Recession Forecasting Using Bayesian Classification

By Troy Davig, Senior Vice President and Director of Research and Aaron Smalter Hall, Senior Data Scientist


  Download paper, RWP 16-06, August 2016; Updated February 2017

We demonstrate the use of a Naïve Bayes model as a recession forecasting tool. The approach has a close connection to Markov-switching models and logistic regression but also important differences. In contrast to Markov-switching models, Naïve Bayes treats National Bureau of Economic Research business cycle turning points as data rather than hidden states to be inferred by the model. Although Naïve Bayes and logistic regression are asymptotically equivalent under certain distributional assumptions, the assumptions do not hold for business cycle data. As a result, Naïve Bayes has a larger asymptotic error rate, but converges to the error rate faster than logistic regression, resulting in more accurate recession forecasts with limited data.
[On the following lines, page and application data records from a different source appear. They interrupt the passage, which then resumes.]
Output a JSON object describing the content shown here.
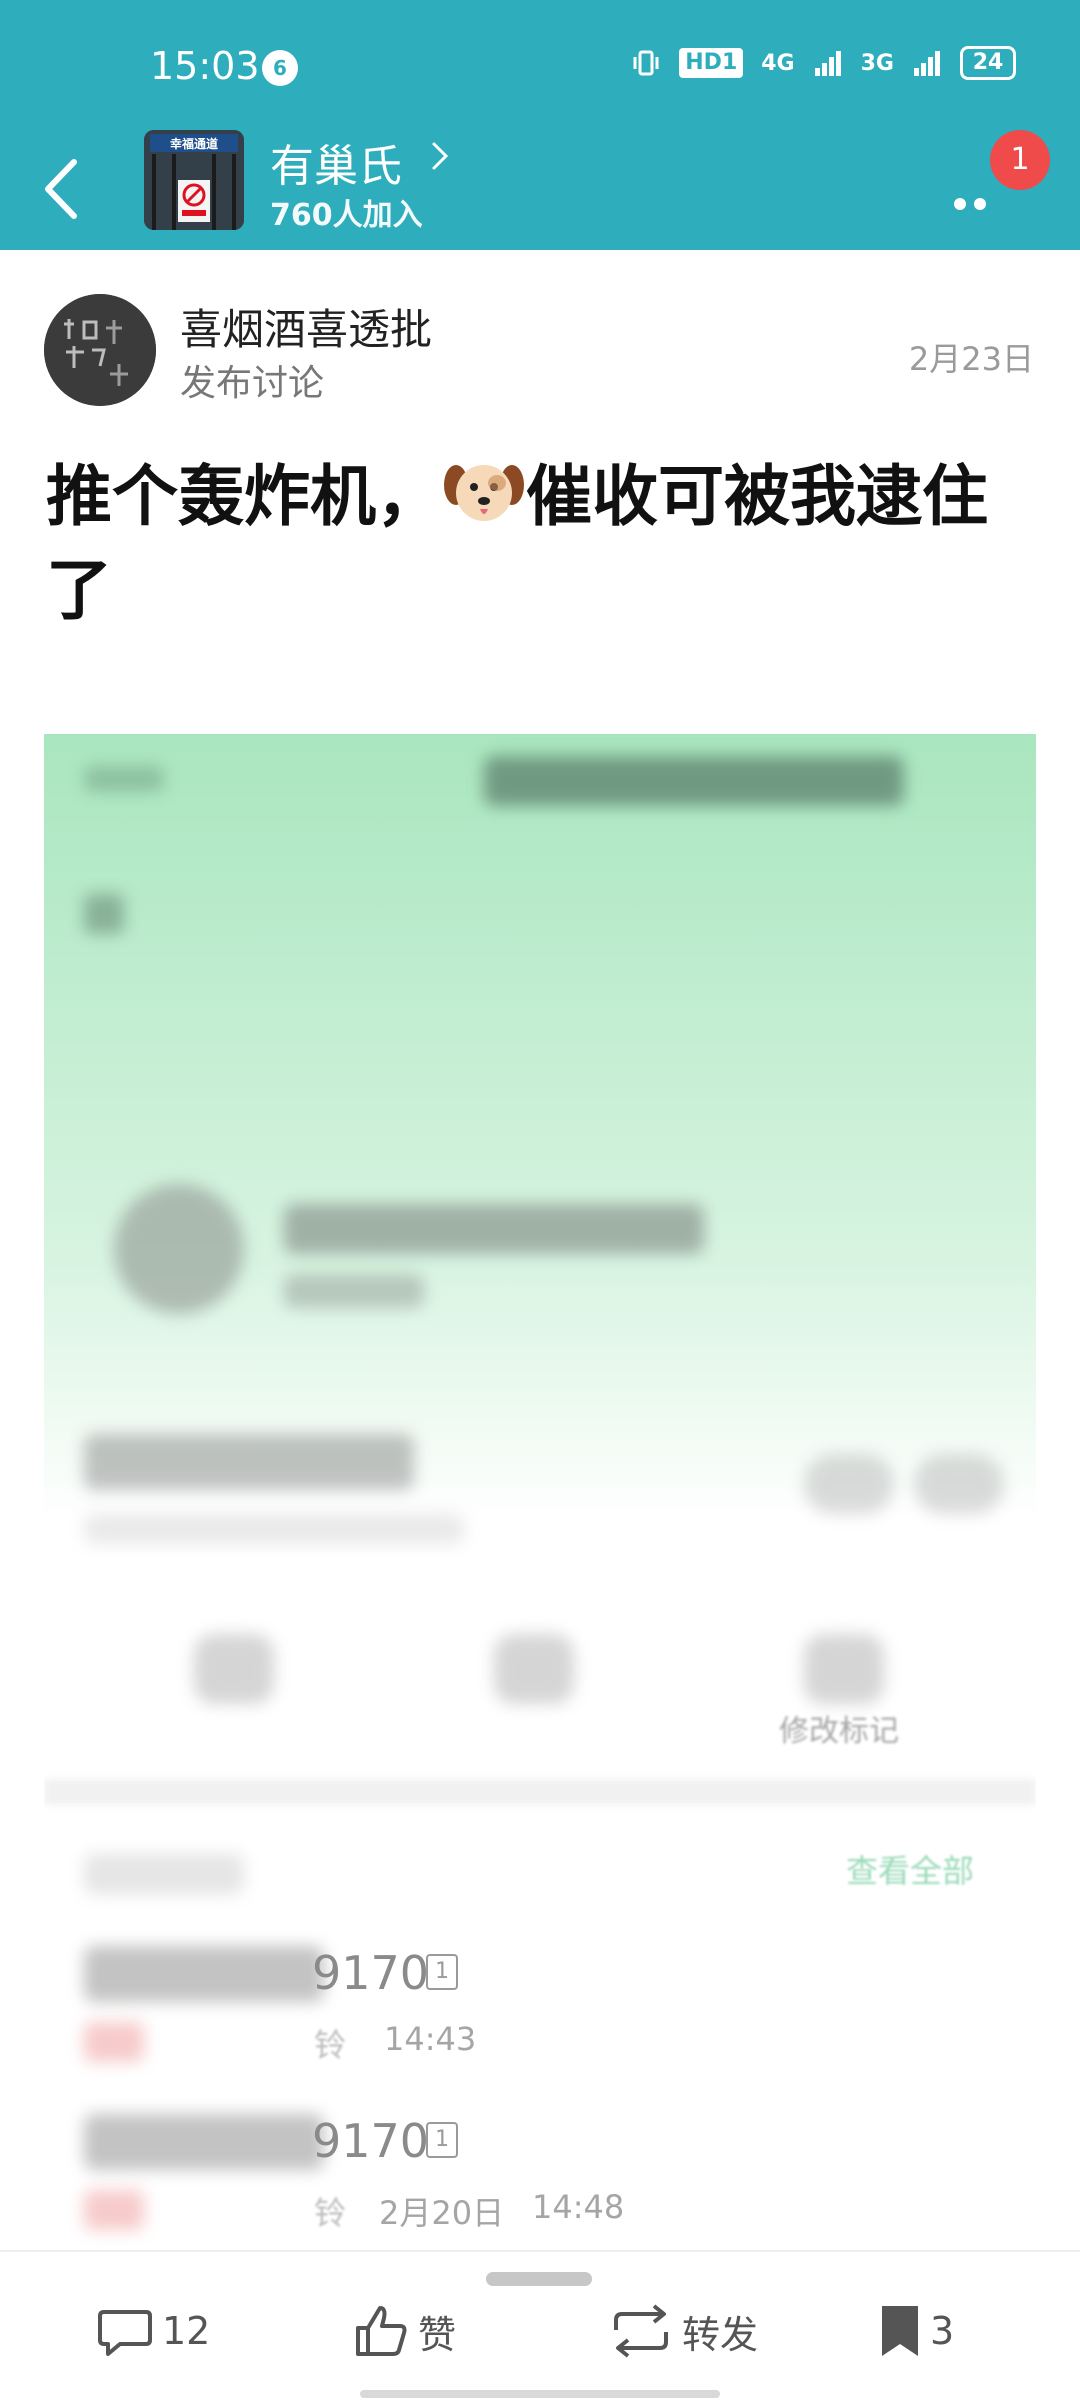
{
  "status_bar": {
    "time": "15:03",
    "notification_count": "6",
    "hd_label": "HD1",
    "net1": "4G",
    "net2": "3G",
    "battery": "24"
  },
  "header": {
    "group_name": "有巢氏",
    "member_count": "760人加入",
    "badge_count": "1",
    "group_avatar_sign": "幸福通道"
  },
  "post": {
    "author": "喜烟酒喜透批",
    "action": "发布讨论",
    "date": "2月23日",
    "title_before": "推个轰炸机，",
    "title_after": "催收可被我逮住了"
  },
  "image": {
    "link_view_all": "查看全部",
    "menu_label": "修改标记",
    "row1_number": "9170",
    "row1_time": "14:43",
    "row2_number": "9170",
    "row2_date": "2月20日",
    "row2_time": "14:48",
    "row_suffix": "铃"
  },
  "bottom_bar": {
    "comment_count": "12",
    "like_label": "赞",
    "share_label": "转发",
    "bookmark_count": "3"
  },
  "colors": {
    "brand": "#2eadbd",
    "badge": "#ef4b4b",
    "accent_green": "#58c28a"
  }
}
We show Naïve Bayes consistently outperforms logistic regression and the Survey of Professional Forecasters for real-time recession forecasting up to 12 months in advance. These results hold under standard error measures, and also under a novel measure that varies the penalty on false signals depending on when they occur within a cycle. A false signal in the middle of an expansion, for example, is penalized more heavily than one occurring close to a turning point.

JEL Classification: C11, C5, E32, E37

Article Citation

  • Davig, Troy, and Aaron Smalter Hall. “Recession Forecasting Using Bayesian Classification,” Federal Reserve Bank of Kansas City working paper no. 16-06, August, available at https://doi.org/10.18651/RWP2016-06

Related Research

  • Berge, Travis J., and Oscar Jorda. 2011. “Evaluating the Classification of Economic Activity into Recessions and Expansions.” American Economic Journal: Macroeconomics vol. 3, no. 2, pp. 246–277.
  • Chauvet, Marcelle, and James D. Hamilton. 2006. “Dating Business Cycle Turning Points,” in Costas Milas, Phillip Rothman, and Dick van Dijk, eds., Nonlinear Time Series Analysis of Business Cycles. Amsterdam: North-Holland.
  • Hamilton, James D. 2011. “Calling Recessions in Real Time,” International Journal of Forecasting, vol. 27, no. 4, pp. 1006–1026.

About the Authors

Troy Davig is senior vice president and director of research of the Federal Reserve Bank of Kansas City. His research focuses on monetary and fiscal policy, and he has also published work on inflation, labor markets, and banking issues. Read his bio.

Aaron Smalter Hall is a senior data scientist in the Center for the Advancement of Data and Research in Economics (CADRE) at the Federal Reserve Bank of Kansas City. His research background is in machine learning and data mining techniques for large, heterogenous, and structured data sets. Read his bio.